“It is the first time that the myth of invincibility of Hezbollah on Lebanese soil was put to the test and the Nusra front succeeded,” Abou Zeid said adding that Hezbollah has entered a phase of desperation and a shortage of men. “The age of its current recruits is from 14 to 18 years of age,” he said.
On the other hand, Abou Zeid says Hezbollah is “doing great politically and has the upper hand in Lebanese politics and turns any military weakness into a political strength and victory.”
Abou Zeid says the Iranian regime is facing its own pressures due to its nuclear program. By having economic sanctions imposed on them, it has affected Iran’s ability to financially support Hezbollah.
“That is why it became an integral part of Hezbollah’s strategy to be part of the political institutions to keep providing the same services for its community and interest groups, that were once funded by Iranian money, through the Lebanese institutions and ministries,” he said.
Despite the shortage of funding, Iran’s support for Hezbollah remains steady.
Hezbollah’s Secretary-General Hasan Nasrallah said in a recent speech that his group is against any vengeful acts taken against innocent civilians, whether Lebanese or Syrians. He has also said he is against the US- led coalition strike against ISIS in Syria.
“What is happening here (Beirut) is dangerous, we have to keep an eye on it,” Abou Zeid said.
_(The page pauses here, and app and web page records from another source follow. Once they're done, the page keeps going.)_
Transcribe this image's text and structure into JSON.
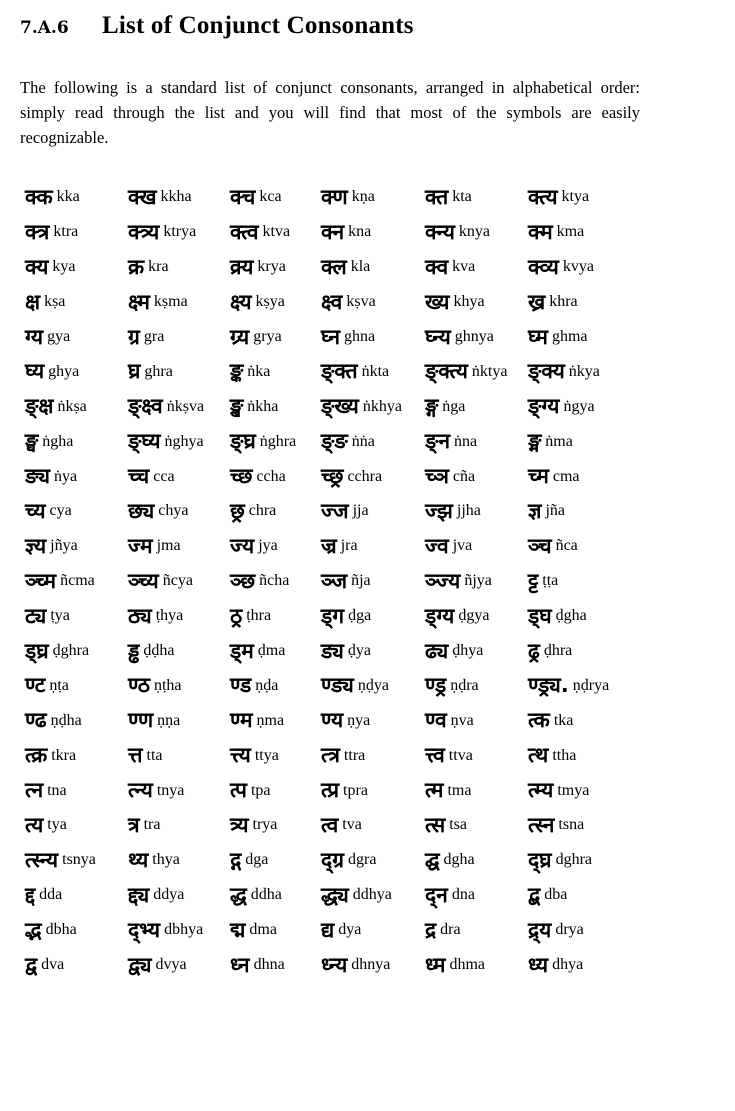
{
  "section": {
    "number": "7.A.6",
    "title": "List of Conjunct Consonants",
    "intro": "The following is a standard list of conjunct consonants, arranged in alphabetical order: simply read through the list and you will find that most of the symbols are easily recognizable."
  },
  "conjuncts": [
    {
      "deva": "क्क",
      "tr": "kka"
    },
    {
      "deva": "क्ख",
      "tr": "kkha"
    },
    {
      "deva": "क्च",
      "tr": "kca"
    },
    {
      "deva": "क्ण",
      "tr": "kṇa"
    },
    {
      "deva": "क्त",
      "tr": "kta"
    },
    {
      "deva": "क्त्य",
      "tr": "ktya"
    },
    {
      "deva": "क्त्र",
      "tr": "ktra"
    },
    {
      "deva": "क्त्र्य",
      "tr": "ktrya"
    },
    {
      "deva": "क्त्व",
      "tr": "ktva"
    },
    {
      "deva": "क्न",
      "tr": "kna"
    },
    {
      "deva": "क्न्य",
      "tr": "knya"
    },
    {
      "deva": "क्म",
      "tr": "kma"
    },
    {
      "deva": "क्य",
      "tr": "kya"
    },
    {
      "deva": "क्र",
      "tr": "kra"
    },
    {
      "deva": "क्र्य",
      "tr": "krya"
    },
    {
      "deva": "क्ल",
      "tr": "kla"
    },
    {
      "deva": "क्व",
      "tr": "kva"
    },
    {
      "deva": "क्व्य",
      "tr": "kvya"
    },
    {
      "deva": "क्ष",
      "tr": "kṣa"
    },
    {
      "deva": "क्ष्म",
      "tr": "kṣma"
    },
    {
      "deva": "क्ष्य",
      "tr": "kṣya"
    },
    {
      "deva": "क्ष्व",
      "tr": "kṣva"
    },
    {
      "deva": "ख्य",
      "tr": "khya"
    },
    {
      "deva": "ख्र",
      "tr": "khra"
    },
    {
      "deva": "ग्य",
      "tr": "gya"
    },
    {
      "deva": "ग्र",
      "tr": "gra"
    },
    {
      "deva": "ग्र्य",
      "tr": "grya"
    },
    {
      "deva": "घ्न",
      "tr": "ghna"
    },
    {
      "deva": "घ्न्य",
      "tr": "ghnya"
    },
    {
      "deva": "घ्म",
      "tr": "ghma"
    },
    {
      "deva": "घ्य",
      "tr": "ghya"
    },
    {
      "deva": "घ्र",
      "tr": "ghra"
    },
    {
      "deva": "ङ्क",
      "tr": "ṅka"
    },
    {
      "deva": "ङ्क्त",
      "tr": "ṅkta"
    },
    {
      "deva": "ङ्क्त्य",
      "tr": "ṅktya"
    },
    {
      "deva": "ङ्क्य",
      "tr": "ṅkya"
    },
    {
      "deva": "ङ्क्ष",
      "tr": "ṅkṣa"
    },
    {
      "deva": "ङ्क्ष्व",
      "tr": "ṅkṣva"
    },
    {
      "deva": "ङ्ख",
      "tr": "ṅkha"
    },
    {
      "deva": "ङ्ख्य",
      "tr": "ṅkhya"
    },
    {
      "deva": "ङ्ग",
      "tr": "ṅga"
    },
    {
      "deva": "ङ्ग्य",
      "tr": "ṅgya"
    },
    {
      "deva": "ङ्घ",
      "tr": "ṅgha"
    },
    {
      "deva": "ङ्घ्य",
      "tr": "ṅghya"
    },
    {
      "deva": "ङ्घ्र",
      "tr": "ṅghra"
    },
    {
      "deva": "ङ्ङ",
      "tr": "ṅṅa"
    },
    {
      "deva": "ङ्न",
      "tr": "ṅna"
    },
    {
      "deva": "ङ्म",
      "tr": "ṅma"
    },
    {
      "deva": "ङ्य",
      "tr": "ṅya"
    },
    {
      "deva": "च्च",
      "tr": "cca"
    },
    {
      "deva": "च्छ",
      "tr": "ccha"
    },
    {
      "deva": "च्छ्र",
      "tr": "cchra"
    },
    {
      "deva": "च्ञ",
      "tr": "cña"
    },
    {
      "deva": "च्म",
      "tr": "cma"
    },
    {
      "deva": "च्य",
      "tr": "cya"
    },
    {
      "deva": "छ्य",
      "tr": "chya"
    },
    {
      "deva": "छ्र",
      "tr": "chra"
    },
    {
      "deva": "ज्ज",
      "tr": "jja"
    },
    {
      "deva": "ज्झ",
      "tr": "jjha"
    },
    {
      "deva": "ज्ञ",
      "tr": "jña"
    },
    {
      "deva": "ज्ञ्य",
      "tr": "jñya"
    },
    {
      "deva": "ज्म",
      "tr": "jma"
    },
    {
      "deva": "ज्य",
      "tr": "jya"
    },
    {
      "deva": "ज्र",
      "tr": "jra"
    },
    {
      "deva": "ज्व",
      "tr": "jva"
    },
    {
      "deva": "ञ्च",
      "tr": "ñca"
    },
    {
      "deva": "ञ्च्म",
      "tr": "ñcma"
    },
    {
      "deva": "ञ्च्य",
      "tr": "ñcya"
    },
    {
      "deva": "ञ्छ",
      "tr": "ñcha"
    },
    {
      "deva": "ञ्ज",
      "tr": "ñja"
    },
    {
      "deva": "ञ्ज्य",
      "tr": "ñjya"
    },
    {
      "deva": "ट्ट",
      "tr": "ṭṭa"
    },
    {
      "deva": "ट्य",
      "tr": "ṭya"
    },
    {
      "deva": "ठ्य",
      "tr": "ṭhya"
    },
    {
      "deva": "ठ्र",
      "tr": "ṭhra"
    },
    {
      "deva": "ड्ग",
      "tr": "ḍga"
    },
    {
      "deva": "ड्ग्य",
      "tr": "ḍgya"
    },
    {
      "deva": "ड्घ",
      "tr": "ḍgha"
    },
    {
      "deva": "ड्घ्र",
      "tr": "ḍghra"
    },
    {
      "deva": "ड्ढ",
      "tr": "ḍḍha"
    },
    {
      "deva": "ड्म",
      "tr": "ḍma"
    },
    {
      "deva": "ड्य",
      "tr": "ḍya"
    },
    {
      "deva": "ढ्य",
      "tr": "ḍhya"
    },
    {
      "deva": "ढ्र",
      "tr": "ḍhra"
    },
    {
      "deva": "ण्ट",
      "tr": "ṇṭa"
    },
    {
      "deva": "ण्ठ",
      "tr": "ṇṭha"
    },
    {
      "deva": "ण्ड",
      "tr": "ṇḍa"
    },
    {
      "deva": "ण्ड्य",
      "tr": "ṇḍya"
    },
    {
      "deva": "ण्ड्र",
      "tr": "ṇḍra"
    },
    {
      "deva": "ण्ड्र्य.",
      "tr": "ṇḍrya"
    },
    {
      "deva": "ण्ढ",
      "tr": "ṇḍha"
    },
    {
      "deva": "ण्ण",
      "tr": "ṇṇa"
    },
    {
      "deva": "ण्म",
      "tr": "ṇma"
    },
    {
      "deva": "ण्य",
      "tr": "ṇya"
    },
    {
      "deva": "ण्व",
      "tr": "ṇva"
    },
    {
      "deva": "त्क",
      "tr": "tka"
    },
    {
      "deva": "त्क्र",
      "tr": "tkra"
    },
    {
      "deva": "त्त",
      "tr": "tta"
    },
    {
      "deva": "त्त्य",
      "tr": "ttya"
    },
    {
      "deva": "त्त्र",
      "tr": "ttra"
    },
    {
      "deva": "त्त्व",
      "tr": "ttva"
    },
    {
      "deva": "त्थ",
      "tr": "ttha"
    },
    {
      "deva": "त्न",
      "tr": "tna"
    },
    {
      "deva": "त्न्य",
      "tr": "tnya"
    },
    {
      "deva": "त्प",
      "tr": "tpa"
    },
    {
      "deva": "त्प्र",
      "tr": "tpra"
    },
    {
      "deva": "त्म",
      "tr": "tma"
    },
    {
      "deva": "त्म्य",
      "tr": "tmya"
    },
    {
      "deva": "त्य",
      "tr": "tya"
    },
    {
      "deva": "त्र",
      "tr": "tra"
    },
    {
      "deva": "त्र्य",
      "tr": "trya"
    },
    {
      "deva": "त्व",
      "tr": "tva"
    },
    {
      "deva": "त्स",
      "tr": "tsa"
    },
    {
      "deva": "त्स्न",
      "tr": "tsna"
    },
    {
      "deva": "त्स्न्य",
      "tr": "tsnya"
    },
    {
      "deva": "थ्य",
      "tr": "thya"
    },
    {
      "deva": "द्ग",
      "tr": "dga"
    },
    {
      "deva": "द्ग्र",
      "tr": "dgra"
    },
    {
      "deva": "द्घ",
      "tr": "dgha"
    },
    {
      "deva": "द्घ्र",
      "tr": "dghra"
    },
    {
      "deva": "द्द",
      "tr": "dda"
    },
    {
      "deva": "द्द्य",
      "tr": "ddya"
    },
    {
      "deva": "द्ध",
      "tr": "ddha"
    },
    {
      "deva": "द्ध्य",
      "tr": "ddhya"
    },
    {
      "deva": "द्न",
      "tr": "dna"
    },
    {
      "deva": "द्ब",
      "tr": "dba"
    },
    {
      "deva": "द्भ",
      "tr": "dbha"
    },
    {
      "deva": "द्भ्य",
      "tr": "dbhya"
    },
    {
      "deva": "द्म",
      "tr": "dma"
    },
    {
      "deva": "द्य",
      "tr": "dya"
    },
    {
      "deva": "द्र",
      "tr": "dra"
    },
    {
      "deva": "द्र्य",
      "tr": "drya"
    },
    {
      "deva": "द्व",
      "tr": "dva"
    },
    {
      "deva": "द्व्य",
      "tr": "dvya"
    },
    {
      "deva": "ध्न",
      "tr": "dhna"
    },
    {
      "deva": "ध्न्य",
      "tr": "dhnya"
    },
    {
      "deva": "ध्म",
      "tr": "dhma"
    },
    {
      "deva": "ध्य",
      "tr": "dhya"
    }
  ]
}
Meanwhile, Palestinian parliament political committee chairman Abdullah Abdullah is adamant that the PA does not interfere with internal Lebanese politics. “We have too much on our plate,” he says.
Abdullah says the Abbas administration is monitoring the situation of its 400,000 Palestinians in Lebanon and is keeping a close eye on the developments in the region, namely when Israel is attacked by an old adversary. “We cannot judge the tactics of Hezbollah or their strategies but it’s in our interests to have a neutral position with all forces in Lebanon,” he told The Media Line.
"Hezbollah was a part of the Palestinian resistance when the Palestine Liberation Organization (PLO) was in Lebanon in the 1970’s. They were trained by our national movement,” Abdullah said.
The PLO left Lebanon in 1982 and that, according to Abdullah, "is when Hezbollah developed its own policy, strategy, allies and alliances."
Article written by Abdullah H. Erakat
Reprinted with permission from The Media Line